Work order –
Only the lines holding "content" are wanted. Copy every one from the records below.

(Website and app data records)
◇ ◇ ◇
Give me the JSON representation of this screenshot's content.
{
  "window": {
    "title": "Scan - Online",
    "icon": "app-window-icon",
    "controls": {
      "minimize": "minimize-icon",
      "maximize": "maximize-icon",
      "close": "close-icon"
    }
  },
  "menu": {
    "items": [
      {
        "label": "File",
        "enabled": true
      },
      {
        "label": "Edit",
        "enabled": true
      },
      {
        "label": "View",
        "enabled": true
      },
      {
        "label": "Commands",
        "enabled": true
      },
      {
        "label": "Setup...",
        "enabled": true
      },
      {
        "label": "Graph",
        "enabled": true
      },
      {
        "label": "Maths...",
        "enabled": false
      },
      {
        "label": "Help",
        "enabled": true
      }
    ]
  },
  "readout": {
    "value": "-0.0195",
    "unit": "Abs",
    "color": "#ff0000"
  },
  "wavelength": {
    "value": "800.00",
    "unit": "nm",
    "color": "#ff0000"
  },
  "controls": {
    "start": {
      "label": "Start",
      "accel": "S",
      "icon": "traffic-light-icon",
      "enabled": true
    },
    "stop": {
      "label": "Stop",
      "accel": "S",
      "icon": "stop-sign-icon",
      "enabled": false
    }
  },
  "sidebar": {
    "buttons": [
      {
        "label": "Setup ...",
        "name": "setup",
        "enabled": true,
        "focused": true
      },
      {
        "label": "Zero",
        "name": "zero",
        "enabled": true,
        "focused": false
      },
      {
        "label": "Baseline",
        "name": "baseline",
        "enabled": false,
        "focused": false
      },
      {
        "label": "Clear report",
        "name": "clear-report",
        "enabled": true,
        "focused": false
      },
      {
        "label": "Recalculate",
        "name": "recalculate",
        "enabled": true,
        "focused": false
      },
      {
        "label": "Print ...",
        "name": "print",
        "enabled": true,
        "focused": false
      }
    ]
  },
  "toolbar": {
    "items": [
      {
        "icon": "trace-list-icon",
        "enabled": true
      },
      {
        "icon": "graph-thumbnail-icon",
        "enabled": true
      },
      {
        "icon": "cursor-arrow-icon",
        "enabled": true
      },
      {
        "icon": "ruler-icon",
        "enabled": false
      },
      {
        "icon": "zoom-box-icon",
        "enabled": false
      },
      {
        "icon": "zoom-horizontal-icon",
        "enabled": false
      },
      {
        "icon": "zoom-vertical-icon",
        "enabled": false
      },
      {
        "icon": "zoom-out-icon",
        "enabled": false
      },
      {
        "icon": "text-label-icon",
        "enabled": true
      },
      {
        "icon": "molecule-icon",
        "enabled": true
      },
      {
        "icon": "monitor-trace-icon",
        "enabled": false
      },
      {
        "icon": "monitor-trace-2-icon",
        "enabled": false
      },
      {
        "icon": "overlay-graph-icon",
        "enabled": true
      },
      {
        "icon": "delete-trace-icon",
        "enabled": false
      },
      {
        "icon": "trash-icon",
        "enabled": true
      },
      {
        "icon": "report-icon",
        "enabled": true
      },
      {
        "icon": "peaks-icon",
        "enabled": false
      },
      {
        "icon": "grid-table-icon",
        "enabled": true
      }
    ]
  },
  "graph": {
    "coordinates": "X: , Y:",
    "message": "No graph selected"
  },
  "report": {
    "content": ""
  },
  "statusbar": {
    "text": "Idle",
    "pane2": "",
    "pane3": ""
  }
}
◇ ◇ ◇
Solution for this task –
Give me the JSON representation of this screenshot's content.
    "content": ""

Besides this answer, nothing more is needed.